The work is authentically Hungarian, both in its original text (by Karoly Vargha) and in its musical setting. Indigenous Hungarian instruments are named in the text and even imitated vocally. (Those familiar with the suite from Zoltan Kodaly’s opera Háry János, for example, may “hear” the echoes of the cimbalom, the Hungarian hammered dulcimer, in this choral setting.)
Finale from The Gondoliers Arthur S. Sullivan (1842-1900)
From the website of the Skirball Center for the Performing Arts of New York University comes this witty plot summary of the twelfth of the fourteen comic operas composed over the period 1876-1896 by the British team of W. S. Gilbert and Arthur Sullivan:
Are you seeing double? You will during The Gondoliers, as two different groups with two different storylines collide in one boisterous and joyous show. Spanning both stories is the marvelously menacing Grand Inquisitor, Don Alhambra del Bolero, who stole the infant son of the King of Barataria and cast him off to Venice, but only after the young future monarch was secretly wed to a nobleman’s daughter. Now, the unwitting heir to the throne and his “brother” are gondoliers seeking mates when the impoverished nobleman brings his daughter to Venice in search of her infant groom. Since nobody can tell which gondolier is the true heir to the throne, Don Alhambra arranges for them to leave their newlywed brides and reign jointly until the proper monarch can be identified.
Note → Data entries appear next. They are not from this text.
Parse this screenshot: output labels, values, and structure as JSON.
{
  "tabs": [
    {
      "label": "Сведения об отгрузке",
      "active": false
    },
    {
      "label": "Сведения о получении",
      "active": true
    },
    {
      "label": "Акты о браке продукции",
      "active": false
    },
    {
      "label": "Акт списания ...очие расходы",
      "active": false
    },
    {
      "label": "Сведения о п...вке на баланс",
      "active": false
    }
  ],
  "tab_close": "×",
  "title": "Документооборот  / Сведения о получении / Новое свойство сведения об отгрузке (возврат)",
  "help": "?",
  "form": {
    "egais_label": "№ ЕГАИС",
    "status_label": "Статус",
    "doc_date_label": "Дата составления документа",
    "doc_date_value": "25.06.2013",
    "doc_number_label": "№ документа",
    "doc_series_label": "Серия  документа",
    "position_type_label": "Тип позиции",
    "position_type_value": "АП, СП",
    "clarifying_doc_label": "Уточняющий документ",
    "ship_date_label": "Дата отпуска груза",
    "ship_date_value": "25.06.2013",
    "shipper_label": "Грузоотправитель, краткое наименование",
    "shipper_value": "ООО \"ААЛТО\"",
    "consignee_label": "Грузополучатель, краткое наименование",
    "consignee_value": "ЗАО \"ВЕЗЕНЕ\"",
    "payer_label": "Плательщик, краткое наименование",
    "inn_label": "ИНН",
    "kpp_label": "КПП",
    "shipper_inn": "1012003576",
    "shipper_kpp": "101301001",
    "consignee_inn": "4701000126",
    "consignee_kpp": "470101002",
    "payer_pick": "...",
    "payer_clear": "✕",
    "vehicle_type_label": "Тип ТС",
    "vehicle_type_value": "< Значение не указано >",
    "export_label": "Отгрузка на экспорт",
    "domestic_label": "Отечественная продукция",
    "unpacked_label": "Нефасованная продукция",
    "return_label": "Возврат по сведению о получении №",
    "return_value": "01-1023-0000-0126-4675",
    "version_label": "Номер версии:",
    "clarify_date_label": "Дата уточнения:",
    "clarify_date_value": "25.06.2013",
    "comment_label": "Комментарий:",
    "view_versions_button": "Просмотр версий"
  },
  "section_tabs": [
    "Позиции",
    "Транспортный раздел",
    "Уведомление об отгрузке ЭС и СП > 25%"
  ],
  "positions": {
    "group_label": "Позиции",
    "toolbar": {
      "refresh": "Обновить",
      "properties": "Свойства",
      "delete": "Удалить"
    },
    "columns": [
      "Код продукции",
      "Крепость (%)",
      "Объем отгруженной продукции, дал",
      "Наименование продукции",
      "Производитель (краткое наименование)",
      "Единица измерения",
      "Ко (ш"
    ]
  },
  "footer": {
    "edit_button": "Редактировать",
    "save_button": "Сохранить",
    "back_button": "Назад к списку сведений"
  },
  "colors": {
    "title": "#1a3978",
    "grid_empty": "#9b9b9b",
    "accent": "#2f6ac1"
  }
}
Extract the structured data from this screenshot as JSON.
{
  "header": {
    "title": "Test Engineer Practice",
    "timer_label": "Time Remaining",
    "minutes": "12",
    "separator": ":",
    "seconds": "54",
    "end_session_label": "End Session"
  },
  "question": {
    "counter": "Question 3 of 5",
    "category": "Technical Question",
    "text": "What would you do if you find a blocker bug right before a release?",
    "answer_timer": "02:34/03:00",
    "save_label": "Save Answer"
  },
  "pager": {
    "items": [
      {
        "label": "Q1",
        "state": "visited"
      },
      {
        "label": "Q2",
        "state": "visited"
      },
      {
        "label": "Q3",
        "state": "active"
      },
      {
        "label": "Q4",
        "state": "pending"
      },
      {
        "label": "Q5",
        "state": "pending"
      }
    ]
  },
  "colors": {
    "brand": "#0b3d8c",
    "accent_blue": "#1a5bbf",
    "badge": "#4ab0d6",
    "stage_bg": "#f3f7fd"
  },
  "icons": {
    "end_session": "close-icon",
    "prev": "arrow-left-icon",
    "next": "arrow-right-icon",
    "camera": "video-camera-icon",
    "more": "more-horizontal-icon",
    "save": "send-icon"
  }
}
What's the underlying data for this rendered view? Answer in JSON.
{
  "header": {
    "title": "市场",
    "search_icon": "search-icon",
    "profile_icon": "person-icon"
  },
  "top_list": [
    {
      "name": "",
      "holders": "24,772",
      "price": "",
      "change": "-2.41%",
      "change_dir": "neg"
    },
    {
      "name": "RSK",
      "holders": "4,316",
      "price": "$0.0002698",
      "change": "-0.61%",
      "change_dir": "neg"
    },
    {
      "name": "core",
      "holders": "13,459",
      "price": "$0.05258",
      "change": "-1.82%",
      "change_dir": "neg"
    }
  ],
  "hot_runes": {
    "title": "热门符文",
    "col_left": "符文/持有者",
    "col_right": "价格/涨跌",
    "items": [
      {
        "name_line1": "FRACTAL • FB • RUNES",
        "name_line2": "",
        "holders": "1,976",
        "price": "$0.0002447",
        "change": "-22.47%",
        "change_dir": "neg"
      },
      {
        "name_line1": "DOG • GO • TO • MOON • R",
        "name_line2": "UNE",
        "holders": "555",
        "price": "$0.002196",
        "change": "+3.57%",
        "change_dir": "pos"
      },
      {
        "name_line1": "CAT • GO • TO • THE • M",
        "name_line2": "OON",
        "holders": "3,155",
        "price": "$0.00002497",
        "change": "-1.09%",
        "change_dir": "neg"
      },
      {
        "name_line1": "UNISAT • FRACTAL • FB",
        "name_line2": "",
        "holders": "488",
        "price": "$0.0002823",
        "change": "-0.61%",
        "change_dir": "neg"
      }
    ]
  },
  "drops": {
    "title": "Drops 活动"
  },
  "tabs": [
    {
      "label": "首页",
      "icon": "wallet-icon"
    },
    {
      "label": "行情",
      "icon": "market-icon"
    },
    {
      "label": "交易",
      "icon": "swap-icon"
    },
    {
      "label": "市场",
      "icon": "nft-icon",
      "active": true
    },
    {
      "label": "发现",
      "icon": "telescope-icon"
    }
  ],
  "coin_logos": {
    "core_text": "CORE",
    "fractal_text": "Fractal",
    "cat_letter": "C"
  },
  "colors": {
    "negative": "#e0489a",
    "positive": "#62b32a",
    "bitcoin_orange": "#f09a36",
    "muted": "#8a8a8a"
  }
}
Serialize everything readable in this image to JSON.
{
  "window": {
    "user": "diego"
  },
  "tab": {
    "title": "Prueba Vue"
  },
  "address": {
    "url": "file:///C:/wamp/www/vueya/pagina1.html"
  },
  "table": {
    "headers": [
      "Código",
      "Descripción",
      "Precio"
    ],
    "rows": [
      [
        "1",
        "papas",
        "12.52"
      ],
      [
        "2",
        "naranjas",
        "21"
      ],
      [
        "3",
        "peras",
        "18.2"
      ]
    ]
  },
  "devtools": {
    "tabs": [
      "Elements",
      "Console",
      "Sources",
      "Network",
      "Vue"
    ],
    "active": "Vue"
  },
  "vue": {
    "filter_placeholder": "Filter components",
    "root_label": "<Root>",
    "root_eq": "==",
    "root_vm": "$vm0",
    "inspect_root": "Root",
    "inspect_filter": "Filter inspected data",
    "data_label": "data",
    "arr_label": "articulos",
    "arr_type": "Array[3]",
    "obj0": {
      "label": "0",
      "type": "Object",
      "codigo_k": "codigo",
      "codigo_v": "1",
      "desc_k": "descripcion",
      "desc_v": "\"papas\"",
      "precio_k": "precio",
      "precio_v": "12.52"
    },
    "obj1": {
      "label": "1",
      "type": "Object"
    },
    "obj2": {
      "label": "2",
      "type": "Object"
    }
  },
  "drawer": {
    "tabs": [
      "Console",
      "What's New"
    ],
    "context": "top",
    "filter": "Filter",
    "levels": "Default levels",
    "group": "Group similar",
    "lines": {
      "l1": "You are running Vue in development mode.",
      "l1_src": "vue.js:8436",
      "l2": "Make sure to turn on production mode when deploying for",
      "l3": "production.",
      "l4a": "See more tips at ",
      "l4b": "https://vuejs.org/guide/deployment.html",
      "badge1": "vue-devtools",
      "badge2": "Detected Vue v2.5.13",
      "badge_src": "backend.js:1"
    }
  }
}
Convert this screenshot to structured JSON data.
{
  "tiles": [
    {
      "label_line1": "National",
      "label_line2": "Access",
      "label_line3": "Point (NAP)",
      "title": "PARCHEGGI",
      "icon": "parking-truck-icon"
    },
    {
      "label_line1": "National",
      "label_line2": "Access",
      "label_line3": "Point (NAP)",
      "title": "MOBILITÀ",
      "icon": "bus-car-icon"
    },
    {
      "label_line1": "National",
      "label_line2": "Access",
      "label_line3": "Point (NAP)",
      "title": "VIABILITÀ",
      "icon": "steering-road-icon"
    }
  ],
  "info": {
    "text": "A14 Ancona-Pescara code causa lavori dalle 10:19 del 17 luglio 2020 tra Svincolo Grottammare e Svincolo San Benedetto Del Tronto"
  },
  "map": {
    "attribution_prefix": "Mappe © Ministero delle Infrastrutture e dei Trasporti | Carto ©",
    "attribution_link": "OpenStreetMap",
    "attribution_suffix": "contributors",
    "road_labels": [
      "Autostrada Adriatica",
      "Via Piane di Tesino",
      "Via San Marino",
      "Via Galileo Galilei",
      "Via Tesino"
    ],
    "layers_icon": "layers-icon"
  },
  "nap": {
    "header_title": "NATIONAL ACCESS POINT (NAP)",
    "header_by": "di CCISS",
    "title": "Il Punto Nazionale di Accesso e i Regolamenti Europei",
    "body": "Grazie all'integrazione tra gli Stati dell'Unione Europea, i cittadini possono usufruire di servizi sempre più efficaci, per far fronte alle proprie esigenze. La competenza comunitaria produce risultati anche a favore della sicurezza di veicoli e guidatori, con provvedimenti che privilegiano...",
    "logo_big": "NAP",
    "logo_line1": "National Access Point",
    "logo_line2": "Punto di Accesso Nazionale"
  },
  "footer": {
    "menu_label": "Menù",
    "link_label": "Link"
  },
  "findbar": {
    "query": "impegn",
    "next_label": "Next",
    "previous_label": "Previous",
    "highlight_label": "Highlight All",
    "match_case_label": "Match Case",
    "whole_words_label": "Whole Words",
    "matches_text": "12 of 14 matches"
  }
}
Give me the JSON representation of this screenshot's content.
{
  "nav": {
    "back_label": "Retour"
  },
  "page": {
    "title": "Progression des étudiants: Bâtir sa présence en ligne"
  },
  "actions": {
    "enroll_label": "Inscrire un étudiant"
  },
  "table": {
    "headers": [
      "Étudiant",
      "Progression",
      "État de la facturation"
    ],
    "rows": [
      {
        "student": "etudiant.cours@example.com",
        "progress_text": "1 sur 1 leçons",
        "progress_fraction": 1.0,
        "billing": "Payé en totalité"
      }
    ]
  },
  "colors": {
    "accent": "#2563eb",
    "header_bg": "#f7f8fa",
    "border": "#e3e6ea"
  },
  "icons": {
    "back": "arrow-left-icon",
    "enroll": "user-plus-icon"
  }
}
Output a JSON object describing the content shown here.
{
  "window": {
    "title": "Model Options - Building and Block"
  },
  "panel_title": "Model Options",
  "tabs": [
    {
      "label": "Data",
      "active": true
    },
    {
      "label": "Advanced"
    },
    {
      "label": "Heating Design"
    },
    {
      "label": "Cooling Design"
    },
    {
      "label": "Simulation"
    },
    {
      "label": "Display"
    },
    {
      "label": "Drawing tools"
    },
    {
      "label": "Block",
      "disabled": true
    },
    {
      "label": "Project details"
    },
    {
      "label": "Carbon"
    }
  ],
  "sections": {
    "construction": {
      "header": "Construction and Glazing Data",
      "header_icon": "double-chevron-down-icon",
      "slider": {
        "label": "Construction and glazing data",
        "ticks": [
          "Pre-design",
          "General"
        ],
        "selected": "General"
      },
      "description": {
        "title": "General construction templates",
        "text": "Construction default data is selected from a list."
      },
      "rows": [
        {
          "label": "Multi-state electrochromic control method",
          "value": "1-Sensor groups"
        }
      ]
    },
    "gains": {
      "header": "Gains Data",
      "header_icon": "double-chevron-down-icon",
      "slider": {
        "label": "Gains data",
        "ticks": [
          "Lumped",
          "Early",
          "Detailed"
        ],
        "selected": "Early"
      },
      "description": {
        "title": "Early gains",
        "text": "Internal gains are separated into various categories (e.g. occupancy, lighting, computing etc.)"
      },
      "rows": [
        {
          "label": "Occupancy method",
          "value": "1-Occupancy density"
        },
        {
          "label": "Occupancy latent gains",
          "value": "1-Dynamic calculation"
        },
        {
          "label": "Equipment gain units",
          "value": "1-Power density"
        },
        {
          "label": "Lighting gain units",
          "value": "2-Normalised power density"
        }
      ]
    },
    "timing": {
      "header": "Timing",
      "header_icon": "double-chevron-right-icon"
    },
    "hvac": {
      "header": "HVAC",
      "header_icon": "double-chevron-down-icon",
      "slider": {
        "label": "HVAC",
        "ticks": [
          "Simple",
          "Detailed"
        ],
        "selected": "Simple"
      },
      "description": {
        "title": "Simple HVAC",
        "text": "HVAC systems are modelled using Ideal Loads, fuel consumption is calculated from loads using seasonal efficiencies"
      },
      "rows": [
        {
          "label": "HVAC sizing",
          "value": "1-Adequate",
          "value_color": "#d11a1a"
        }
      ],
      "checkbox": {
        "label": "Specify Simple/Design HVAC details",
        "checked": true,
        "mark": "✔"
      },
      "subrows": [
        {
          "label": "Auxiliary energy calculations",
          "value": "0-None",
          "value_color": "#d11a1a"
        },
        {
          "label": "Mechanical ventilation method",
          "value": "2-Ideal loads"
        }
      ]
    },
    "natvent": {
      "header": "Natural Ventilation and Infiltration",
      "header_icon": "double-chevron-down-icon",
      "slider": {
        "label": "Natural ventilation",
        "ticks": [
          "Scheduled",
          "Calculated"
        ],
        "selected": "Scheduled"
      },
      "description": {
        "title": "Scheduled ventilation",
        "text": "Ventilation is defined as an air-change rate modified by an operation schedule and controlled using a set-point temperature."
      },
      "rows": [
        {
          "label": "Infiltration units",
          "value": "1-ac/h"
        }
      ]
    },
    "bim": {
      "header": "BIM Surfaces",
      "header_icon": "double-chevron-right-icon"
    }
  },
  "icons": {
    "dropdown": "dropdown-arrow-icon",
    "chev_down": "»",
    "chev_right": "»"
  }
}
After much confusion, lots of exuberant dancing, and jolly Italianate musical ensembles, the stage is set for leaving all concerned, including the audience, with feelings of pleasure!
A longtime fan of Gilbert and Sullivan, GCA Director Steve Mulder has both conducted and sung starring roles in numerous G&S productions over his career.
With great poetic appropriateness, both the above review and tonight’s concert end on the word “pleasure.” So infectiously cheerful, even giddy, is this musical finale that you may find it difficult not to dance your own cachuca, fandango, or bolero on your way home tonight.
Program notes and German translation by Bill Pasch (except as otherwise attributed), with thanks to Steve Mulder.